That is what planted a seed in de Rham’s head and led him to write his beautiful paper.

*The theory of subdivision was inspired by building hammers!*

I love it.

Mathematical theories are hammers waiting for a practical nail to be hit. On the other hand practical nails are waiting for mathematical hammers to hit them. Research can be inspired by practical problems and research for the sake of research can turn out to solve practical problems. I have encountered both.

To de Rham’s surprise the way you cut corners creates a plethora of exotica: a dysfunctional family of curves. Most of them are freaks like fractals. Only for a special nice even cut do you get a smooth curve. These smooth curves are nowadays called B-splines of degree two.

If you are interested check out this Wikipedia page:

[Link here: https://en.wikipedia.org/wiki/De_Rham_curve]

De Rham only considered curves.

Surfaces are next.

Enter Daniel Doo and Malcolm Sabin. They created smooth surfaces by cutting corners. The hammer maker from Geneva would be proud. This picture illustrates this process that they invented.

(click here)

Not quite a hammer but you get the gist. In the end you get a smooth surface using Doo-Sabin’s recipe. Well not quite. The non-quad (blue) corners will never be smooth unlike B-splines. That is: in a mathematical sense anyway. For all practical purposes they are smooth.

What is my contribution? This is how I describe it in my book “The Art of Fluid Animation.”

The concept of subdivision surfaces is best explained as a process. First you start with a discrete surface made of polygons. Then like a sadist you chop off corners; in the end after an infinite number of sadistic acts you end up with a nice smooth version of the discrete surface that you started with. In 1997 I showed that you could save the sadist a lot of time. You don’t have to chop off corners. Just compute eigenvalues and eigenvectors. Bring in the German Eigen’s to the rescue. From the initial surface you can get directly to the same surface that would have been reached by chopping off corners. Computer graphics researchers had done this before for the initial set of points. I showed that you could do it for all points: even an infinite number of them, directly from the initial set of polygons.

This works not only just in this case. There is a class of Subdivision Surfaces called ** Catmull-Clark Subdivision Surfaces**. They are named after the inventors Ed Catmull and Jim Clark: two computer graphics legends. Catmull started Pixar and Clark founded Silicon Graphics. Their work generalized some smooth surface stuff that only worked for regular quad meshes to arbitrary shapes. This is how it works. It is a recursive process. At each step new points are introduced for each quadrilateral, “quad”, and then all the points are smoothed: the old ones and the new ones.

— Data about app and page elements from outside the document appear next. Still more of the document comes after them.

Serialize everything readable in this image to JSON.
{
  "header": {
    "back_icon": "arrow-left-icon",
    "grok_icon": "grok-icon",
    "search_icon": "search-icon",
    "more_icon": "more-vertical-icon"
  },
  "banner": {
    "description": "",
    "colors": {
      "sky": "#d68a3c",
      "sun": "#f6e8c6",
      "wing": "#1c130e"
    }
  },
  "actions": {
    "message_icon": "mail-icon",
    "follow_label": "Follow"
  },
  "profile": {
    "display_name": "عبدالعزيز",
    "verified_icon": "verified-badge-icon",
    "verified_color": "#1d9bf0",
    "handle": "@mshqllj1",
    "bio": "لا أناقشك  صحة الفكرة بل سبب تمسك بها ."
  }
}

This is to be repeated *ad infinitum*. In the end you get a smooth looking surface.

For this I got a Technical Achievement Award from the Academy of Motion Picture Arts and Sciences.